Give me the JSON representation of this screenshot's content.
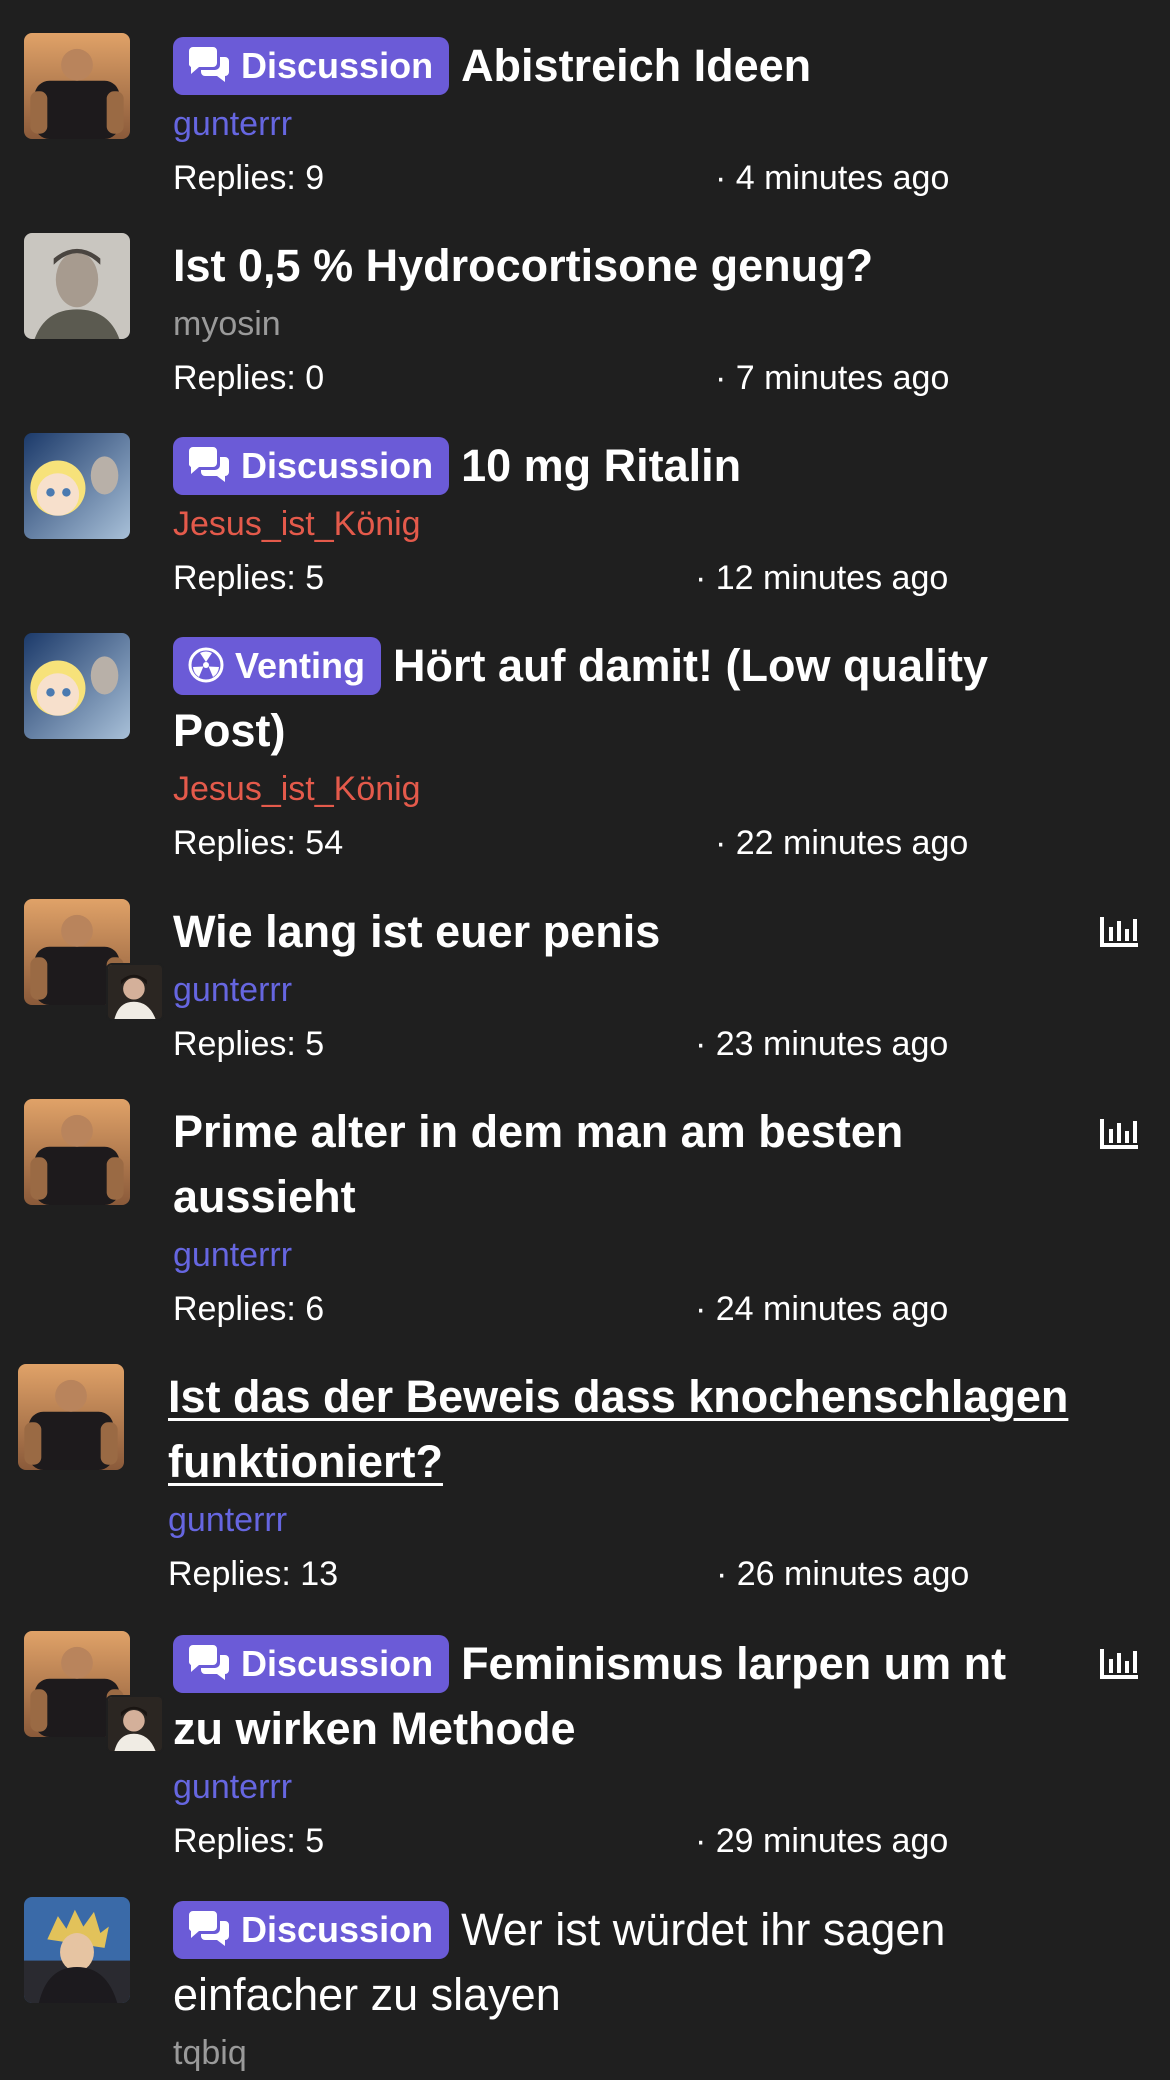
{
  "threads": [
    {
      "prefix": "Discussion",
      "prefix_icon": "chat-bubbles-icon",
      "title": "Abistreich Ideen",
      "author": "gunterrr",
      "replies": "Replies: 9",
      "time": "· 4 minutes ago",
      "poll": false
    },
    {
      "prefix": "",
      "title": "Ist 0,5 % Hydrocortisone genug?",
      "author": "myosin",
      "replies": "Replies: 0",
      "time": "· 7 minutes ago",
      "poll": false
    },
    {
      "prefix": "Discussion",
      "prefix_icon": "chat-bubbles-icon",
      "title": "10 mg Ritalin",
      "author": "Jesus_ist_König",
      "replies": "Replies: 5",
      "time": "· 12 minutes ago",
      "poll": false
    },
    {
      "prefix": "Venting",
      "prefix_icon": "radiation-icon",
      "title": "Hört auf damit! (Low quality Post)",
      "author": "Jesus_ist_König",
      "replies": "Replies: 54",
      "time": "· 22 minutes ago",
      "poll": false
    },
    {
      "prefix": "",
      "title": "Wie lang ist euer penis",
      "author": "gunterrr",
      "replies": "Replies: 5",
      "time": "· 23 minutes ago",
      "poll": true
    },
    {
      "prefix": "",
      "title": "Prime alter in dem man am besten aussieht",
      "author": "gunterrr",
      "replies": "Replies: 6",
      "time": "· 24 minutes ago",
      "poll": true
    },
    {
      "prefix": "",
      "title": "Ist das der Beweis dass knochenschlagen funktioniert?",
      "author": "gunterrr",
      "replies": "Replies: 13",
      "time": "· 26 minutes ago",
      "poll": false
    },
    {
      "prefix": "Discussion",
      "prefix_icon": "chat-bubbles-icon",
      "title": "Feminismus larpen um nt zu wirken Methode",
      "author": "gunterrr",
      "replies": "Replies: 5",
      "time": "· 29 minutes ago",
      "poll": true
    },
    {
      "prefix": "Discussion",
      "prefix_icon": "chat-bubbles-icon",
      "title": "Wer ist würdet ihr sagen einfacher zu slayen",
      "author": "tqbiq",
      "replies": "",
      "time": "",
      "poll": false
    }
  ],
  "colors": {
    "background": "#1f1f1f",
    "prefix_badge": "#6b5bd7",
    "author_purple": "#6666e0",
    "author_red": "#e45a4b",
    "author_gray": "#9a9a9a"
  }
}
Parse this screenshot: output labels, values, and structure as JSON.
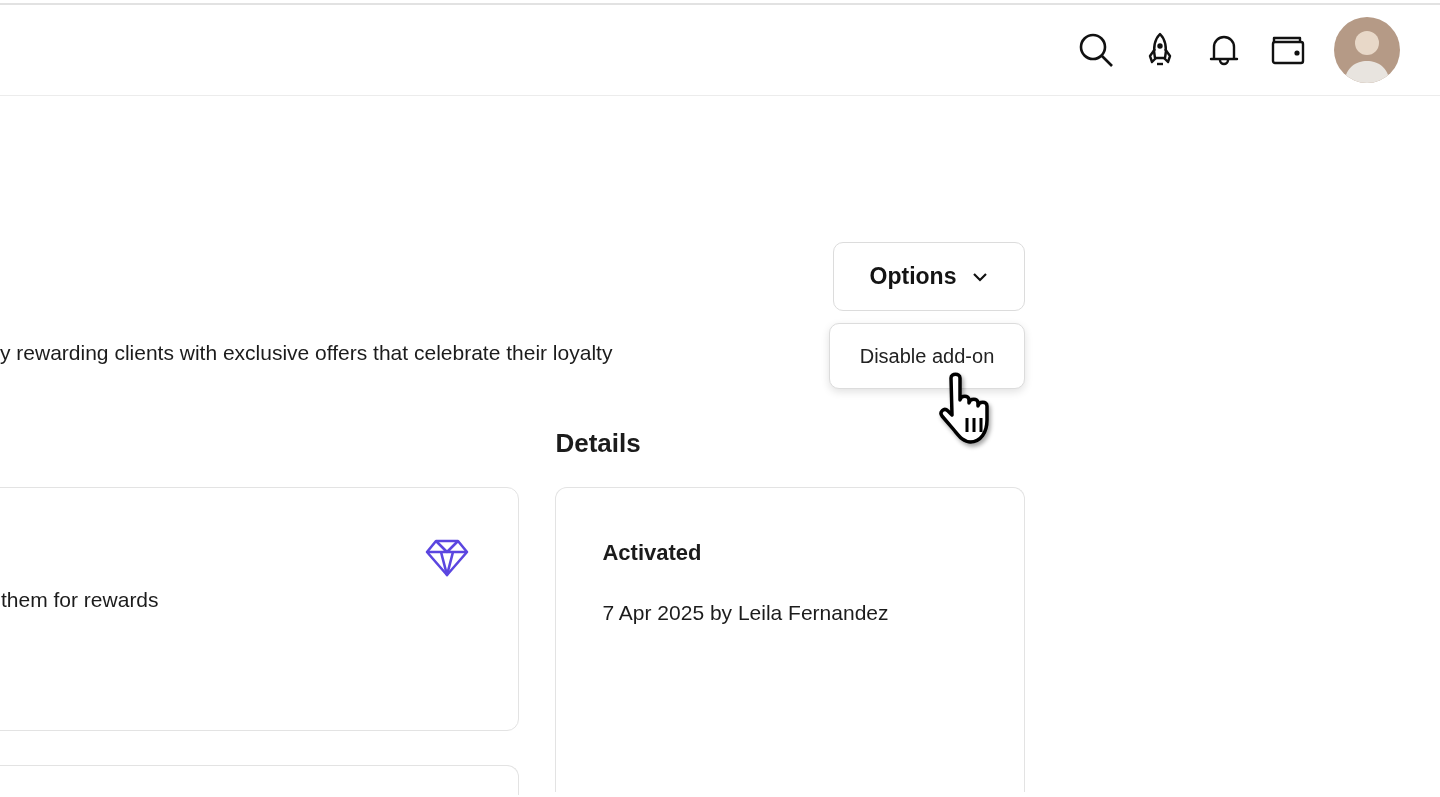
{
  "options_button": {
    "label": "Options"
  },
  "dropdown": {
    "items": [
      {
        "label": "Disable add-on",
        "hovered": true
      }
    ]
  },
  "description": "y rewarding clients with exclusive offers that celebrate their loyalty",
  "cards": [
    {
      "text": "them for rewards"
    }
  ],
  "details": {
    "heading": "Details",
    "items": [
      {
        "label": "Activated",
        "value": "7 Apr 2025 by Leila Fernandez"
      }
    ]
  }
}
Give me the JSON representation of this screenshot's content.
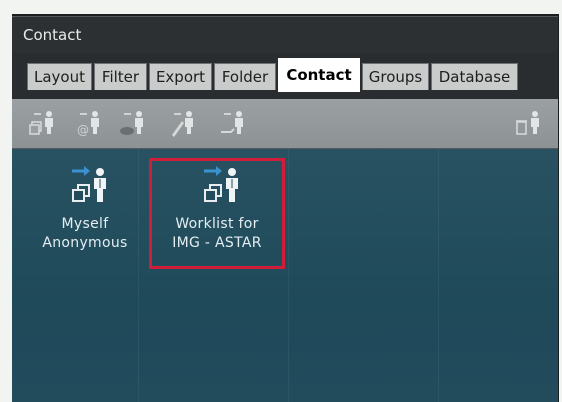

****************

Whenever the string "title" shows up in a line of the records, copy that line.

Written reply:
      "title": "Abistreich Ideen",
      "title": "Ist 0,5 % Hydrocortisone genug?",
      "title": "10 mg Ritalin",
      "title": "Hört auf damit! (Low quality Post)",
      "title": "Wie lang ist euer penis",
      "title": "Prime alter in dem man am besten aussieht",
      "title": "Ist das der Beweis dass knochenschlagen funktioniert?",
      "title": "Feminismus larpen um nt zu wirken Methode",
      "title": "Wer ist würdet ihr sagen einfacher zu slayen",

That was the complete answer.